Peggy, a longtime community member shares her family's history of involvement and advocacy. To learn more about Peggy's involvement in the bleeding disorders community watch the full interview or read the transcript below.
Can you share about your family's history with hemophilia?
My, older sister had a lot of trouble, with bleeding and with, her joints, her ankles, worked on and stuff. She had a real problem.
When did you find out that hemophilia was in your family?
My family didn't even know it was hemophilia. And until 1938 when my brother was born, my mother was seeing the same problems her older brother had. And then a friend of the family wrote to Doctor Cutter, and he told them that it was hemophilia, so that that's when they knew it was hemophilia.
And then, my brother would get whole blood.

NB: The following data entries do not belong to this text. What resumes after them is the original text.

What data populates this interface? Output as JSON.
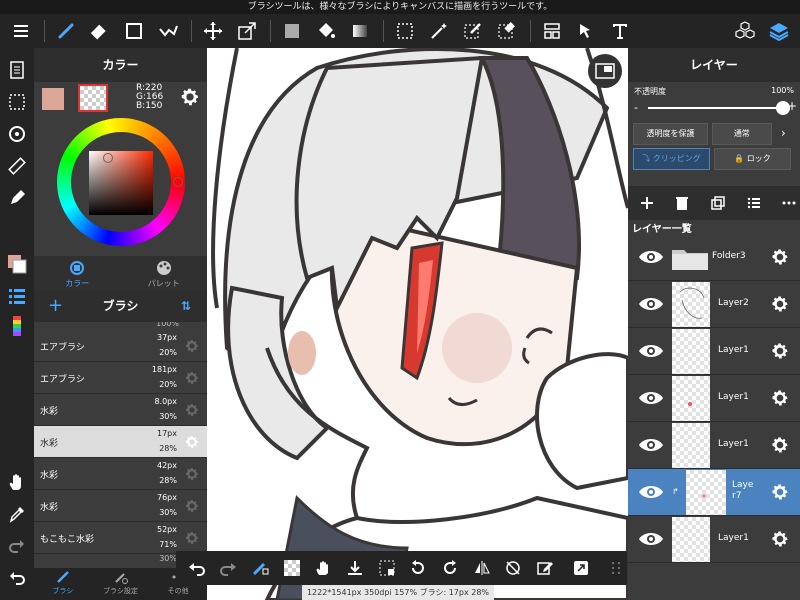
{
  "status_bar": {
    "message": "ブラシツールは、様々なブラシによりキャンバスに描画を行うツールです。"
  },
  "toolbar": {
    "icons": [
      "menu-icon",
      "brush-icon",
      "eraser-icon",
      "rect-select-icon",
      "correction-icon",
      "move-icon",
      "transform-icon",
      "fill-color-icon",
      "bucket-icon",
      "gradient-icon",
      "select-rect-icon",
      "magic-wand-icon",
      "select-pen-icon",
      "select-eraser-icon",
      "layout-icon",
      "select-layer-icon",
      "text-icon",
      "materials-icon",
      "layers-icon"
    ]
  },
  "color_panel": {
    "title": "カラー",
    "r": "R:220",
    "g": "G:166",
    "b": "B:150",
    "main_color": "#dca696",
    "tab_color": "カラー",
    "tab_palette": "パレット"
  },
  "brush_panel": {
    "title": "ブラシ",
    "top_partial": "100%",
    "items": [
      {
        "name": "エアブラシ",
        "size": "37px",
        "opacity": "20%"
      },
      {
        "name": "エアブラシ",
        "size": "181px",
        "opacity": "20%"
      },
      {
        "name": "水彩",
        "size": "8.0px",
        "opacity": "30%"
      },
      {
        "name": "水彩",
        "size": "17px",
        "opacity": "28%"
      },
      {
        "name": "水彩",
        "size": "42px",
        "opacity": "28%"
      },
      {
        "name": "水彩",
        "size": "76px",
        "opacity": "30%"
      },
      {
        "name": "もこもこ水彩",
        "size": "52px",
        "opacity": "71%"
      }
    ],
    "bottom_partial": "30%"
  },
  "bottom_tabs": {
    "brush": "ブラシ",
    "brush_settings": "ブラシ設定",
    "other": "その他"
  },
  "canvas_info": "1222*1541px 350dpi 157% ブラシ: 17px 28%",
  "layer_panel": {
    "title": "レイヤー",
    "opacity_label": "不透明度",
    "opacity_value": "100%",
    "opacity_fraction": 1.0,
    "protect_alpha": "透明度を保護",
    "blend_mode": "通常",
    "clipping": "クリッピング",
    "lock": "ロック",
    "list_title": "レイヤー一覧",
    "layers": [
      {
        "name": "Folder3"
      },
      {
        "name": "Layer2"
      },
      {
        "name": "Layer1"
      },
      {
        "name": "Layer1"
      },
      {
        "name": "Layer1"
      },
      {
        "name": "Laye\nr7",
        "selected": true
      },
      {
        "name": "Layer1"
      }
    ]
  },
  "colors": {
    "accent": "#4aa8ff",
    "selected_layer": "#4a83bf",
    "panel": "#3c3c3c"
  }
}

My father would donate. And sometimes just lay across the table from each other and, give one blood to the other.
How long have you and your family been involved with NHF?
Since 1951, as a little girl I'd go door to door with mom saying that there was a blood drive and I got to hand out the little piece of paper and times and everything. And then, when I moved to California, that's what started with Northern California and it was 24 7 because I worked the foundation as an executive director in 84, I think it was.
They have gone and done amazing things over the years, and I've done, several of the things with them.
Why has it been important for your family's legacy to be involved with NHF?
It was a community of friends that my mother and father started in the fifties. And you know, we knew, all the, hemophiliacs on Long Island and since they had to ask for blood on a regular basis, my mother would send out 250, Christmas cards every year. And everybody that ever-donated blood to my, brothers for years, my mother would send them cards.
Which would remind them to come back and donate again.
What volunteer work with the organization/your local chapter are you most proud of?
I used to do all the national awards for the annual meetings because I also did an engraving business at home. I did all the awards for the foundation and then, they were presenting award and you know, mentioned Northern California. And, I'm thinking, I didn't do anything for anybody in Northern California and it was my award for leadership that I got.